Yes, folks, that's right: this story features two Yseuts, both of them beautiful princesses who are romantically linked to Tristan. Hey, it's the twelfth century; we guess names are scarce. Anyway, thinking he'll never see Yseut the Fair again, Tristan marries Yseut of the White Hands, a princess of Brittany, during his exile from Cornwall. But in a last-minute change of heart, he declines to consummate his marriage with her out of loyalty to the first Yseut. Smooth, buddy. Real smooth.
So, yeah, things aren't that great for Yseut of the White Hands. Like the first Yseut, she is "given" to Tristan without any say in the matter, and then she ends up with a dude who's in love with someone else. She complains to her brother, Kaherdin, about this, saying that a splash of water on her thigh has taken more liberties with her than her husband. You tell 'em, White Hands. At first, Kaherdin is mad at Tristan, but after Tristan shows him Yseut the Fair, he ends up agreeing with Tristan that Yseut the Fair is a more beautiful and worthwhile love interest than his own sister. Yikes, that is cold.

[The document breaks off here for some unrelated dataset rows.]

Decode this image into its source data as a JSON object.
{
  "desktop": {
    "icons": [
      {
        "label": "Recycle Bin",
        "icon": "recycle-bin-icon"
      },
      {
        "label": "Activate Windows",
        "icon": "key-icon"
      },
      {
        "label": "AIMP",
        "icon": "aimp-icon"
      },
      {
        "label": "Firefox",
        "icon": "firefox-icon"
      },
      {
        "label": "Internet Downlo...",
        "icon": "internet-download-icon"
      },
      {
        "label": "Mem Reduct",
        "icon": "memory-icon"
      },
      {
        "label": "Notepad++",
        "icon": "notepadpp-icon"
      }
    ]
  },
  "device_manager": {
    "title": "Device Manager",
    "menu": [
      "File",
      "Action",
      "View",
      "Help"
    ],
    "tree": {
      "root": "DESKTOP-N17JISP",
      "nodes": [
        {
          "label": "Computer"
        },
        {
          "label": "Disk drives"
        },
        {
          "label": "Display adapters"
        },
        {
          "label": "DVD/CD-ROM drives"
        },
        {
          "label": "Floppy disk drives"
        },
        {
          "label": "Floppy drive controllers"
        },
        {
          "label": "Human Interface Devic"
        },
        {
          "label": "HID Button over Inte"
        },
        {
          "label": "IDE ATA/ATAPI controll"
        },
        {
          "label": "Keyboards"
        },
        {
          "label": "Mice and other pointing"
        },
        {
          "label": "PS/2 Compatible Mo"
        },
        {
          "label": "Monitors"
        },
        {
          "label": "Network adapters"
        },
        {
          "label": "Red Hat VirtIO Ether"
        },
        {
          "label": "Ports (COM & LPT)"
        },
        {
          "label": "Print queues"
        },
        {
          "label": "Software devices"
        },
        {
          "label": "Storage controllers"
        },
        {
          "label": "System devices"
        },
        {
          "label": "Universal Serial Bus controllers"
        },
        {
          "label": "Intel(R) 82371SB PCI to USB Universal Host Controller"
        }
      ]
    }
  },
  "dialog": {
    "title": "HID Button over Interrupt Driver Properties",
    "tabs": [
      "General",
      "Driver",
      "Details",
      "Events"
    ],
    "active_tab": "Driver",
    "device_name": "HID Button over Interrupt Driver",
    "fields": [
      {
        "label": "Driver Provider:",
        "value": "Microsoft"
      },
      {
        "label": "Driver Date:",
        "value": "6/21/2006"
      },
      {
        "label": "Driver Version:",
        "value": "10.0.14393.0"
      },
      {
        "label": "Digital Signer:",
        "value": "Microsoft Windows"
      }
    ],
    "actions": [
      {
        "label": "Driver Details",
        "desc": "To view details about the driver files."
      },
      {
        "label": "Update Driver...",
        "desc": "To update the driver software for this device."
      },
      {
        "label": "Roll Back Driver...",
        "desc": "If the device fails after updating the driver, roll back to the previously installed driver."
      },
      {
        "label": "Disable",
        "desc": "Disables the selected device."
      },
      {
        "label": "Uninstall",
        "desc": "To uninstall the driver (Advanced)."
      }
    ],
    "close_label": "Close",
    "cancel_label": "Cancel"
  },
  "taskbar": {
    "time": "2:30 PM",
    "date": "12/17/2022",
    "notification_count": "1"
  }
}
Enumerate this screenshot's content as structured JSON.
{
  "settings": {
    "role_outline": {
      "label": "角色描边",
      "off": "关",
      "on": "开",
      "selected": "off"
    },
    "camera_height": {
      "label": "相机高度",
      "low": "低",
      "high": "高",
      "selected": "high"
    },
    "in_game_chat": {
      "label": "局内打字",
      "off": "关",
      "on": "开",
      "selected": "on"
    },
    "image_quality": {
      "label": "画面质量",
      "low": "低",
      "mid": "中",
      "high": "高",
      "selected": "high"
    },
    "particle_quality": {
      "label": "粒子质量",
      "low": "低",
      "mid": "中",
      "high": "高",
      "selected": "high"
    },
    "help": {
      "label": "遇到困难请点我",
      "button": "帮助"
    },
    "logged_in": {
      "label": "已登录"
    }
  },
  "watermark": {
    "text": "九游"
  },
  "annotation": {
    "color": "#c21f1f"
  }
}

Yseut of the White Hands doesn't really show up that much in the text, but she does get a big finish at the very end of the story. Sick of being dumped on and full of jealousy, she lies to Tristan about the color of the approaching sails. Her lie causes the deaths of both Tristan and Yseut. Maybe we're supposed to feel angry with Yseut for this lie, but we just can't help feeling sorry for her at the same time. And that may be this character's most important purpose. She's a symbol of all the harm and hurt Tristan and Yseut's relationship has caused even as her "treachery" provokes yet more sympathy for the lovers.